Medicine & Science in Sports & Exercise:
D-26 Free Communication/Poster - Environment for Physical Activity: JUNE 2, 2011 1:00 PM - 6:00 PM: ROOM: Hall B
1Washington University in St. Louis, St. Louis, MO. 2University of California at Davis, Davis, CA. 3University of South Carolina, Columbia, SC. 4National Cancer Institute, Bethesda, MD.
(No relationships reported)
Many studies have found cross-sectional associations between characteristics of the built environment and physical activity (PA) behavior. However, most are based on self-reported PA, which is known to result in overestimation of PA and differential misclassification by demographic and biological characteristics. Cardiorespiratory fitness (CRF) represents an important objective marker of PA that is causally related to long-term health outcomes. Analysis of the association between CRF and built environment could strengthen arguments for the importance of built environment influences on health.
PURPOSE: To examine the association between neighborhood walkability and CRF and body-mass index (BMI).
METHODS: This cross-sectional analysis included 16,543 adults (5,017 women, 11,526 men) aged 18-90 years with home addresses in Texas who had a comprehensive examination between 1987 and 2005. Three neighborhood walkability factors emerged from principal components analyses of block group measures derived from the U.S. Census. Higher values of all factors correlated with higher predicted neighborhood walkability. Outcomes included CRF from total duration on a maximal exercise treadmill test and measured BMI.
RESULTS: In multilevel adjusted models, the neighborhood walkability factors were significantly associated with CRF and BMI among both men and women. Significant effect estimates for the neighborhood walkability factors ranged in magnitude from B=0.056 to B=0.082 when CRF was the outcome, and from B=-0.185 to B=-0.422 when BMI was the outcome. An interaction between one neighborhood factor and age was also observed.
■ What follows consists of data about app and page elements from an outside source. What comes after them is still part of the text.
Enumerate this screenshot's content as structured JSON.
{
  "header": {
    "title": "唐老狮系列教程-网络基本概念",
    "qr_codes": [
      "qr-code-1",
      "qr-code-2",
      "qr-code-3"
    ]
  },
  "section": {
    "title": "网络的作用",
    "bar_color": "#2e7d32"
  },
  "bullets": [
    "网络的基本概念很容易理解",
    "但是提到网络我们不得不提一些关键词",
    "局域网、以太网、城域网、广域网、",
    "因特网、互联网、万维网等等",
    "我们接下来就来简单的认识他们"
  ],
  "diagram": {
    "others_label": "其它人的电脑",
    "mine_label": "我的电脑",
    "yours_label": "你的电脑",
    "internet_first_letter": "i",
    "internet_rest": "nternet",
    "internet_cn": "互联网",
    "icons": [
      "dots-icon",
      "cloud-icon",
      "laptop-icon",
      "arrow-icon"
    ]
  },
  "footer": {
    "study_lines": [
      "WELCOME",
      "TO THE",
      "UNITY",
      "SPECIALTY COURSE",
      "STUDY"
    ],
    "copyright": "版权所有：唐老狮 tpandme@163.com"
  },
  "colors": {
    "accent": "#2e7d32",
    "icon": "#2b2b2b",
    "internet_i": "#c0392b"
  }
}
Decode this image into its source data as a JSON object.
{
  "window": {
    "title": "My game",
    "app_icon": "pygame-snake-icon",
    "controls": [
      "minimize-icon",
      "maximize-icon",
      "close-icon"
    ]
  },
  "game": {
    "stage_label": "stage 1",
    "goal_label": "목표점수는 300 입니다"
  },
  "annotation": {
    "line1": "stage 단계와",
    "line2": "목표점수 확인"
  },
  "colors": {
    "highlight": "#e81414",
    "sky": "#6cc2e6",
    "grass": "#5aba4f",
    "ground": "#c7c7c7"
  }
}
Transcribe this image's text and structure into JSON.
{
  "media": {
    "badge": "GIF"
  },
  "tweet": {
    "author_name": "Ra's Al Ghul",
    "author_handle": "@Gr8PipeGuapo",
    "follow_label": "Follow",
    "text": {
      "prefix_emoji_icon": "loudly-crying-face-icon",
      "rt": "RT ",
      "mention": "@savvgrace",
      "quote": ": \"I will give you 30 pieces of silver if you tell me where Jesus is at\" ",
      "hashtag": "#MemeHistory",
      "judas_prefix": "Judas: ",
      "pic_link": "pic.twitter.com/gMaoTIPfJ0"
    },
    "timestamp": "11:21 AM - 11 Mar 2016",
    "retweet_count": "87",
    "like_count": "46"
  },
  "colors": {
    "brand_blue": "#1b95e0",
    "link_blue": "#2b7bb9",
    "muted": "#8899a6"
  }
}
The interaction suggested that living in neighborhoods with older homes and with residents traveling shorter distances to work was more strongly associated with CRF among younger adults and with BMI among older adults.
CONCLUSIONS: Neighborhood characteristics hypothesized to support more PA and less driving were associated with better health outcomes, namely higher levels of CRF and lower BMI. Demonstration of an association between built environment characteristics and CRF is a significant advance over past studies based solely on self-reported PA. Supported by ACS Grant MRSG-07-016-01-CPPB, Applied Research Program of the NCI, and NIH AG06945 and HL62508.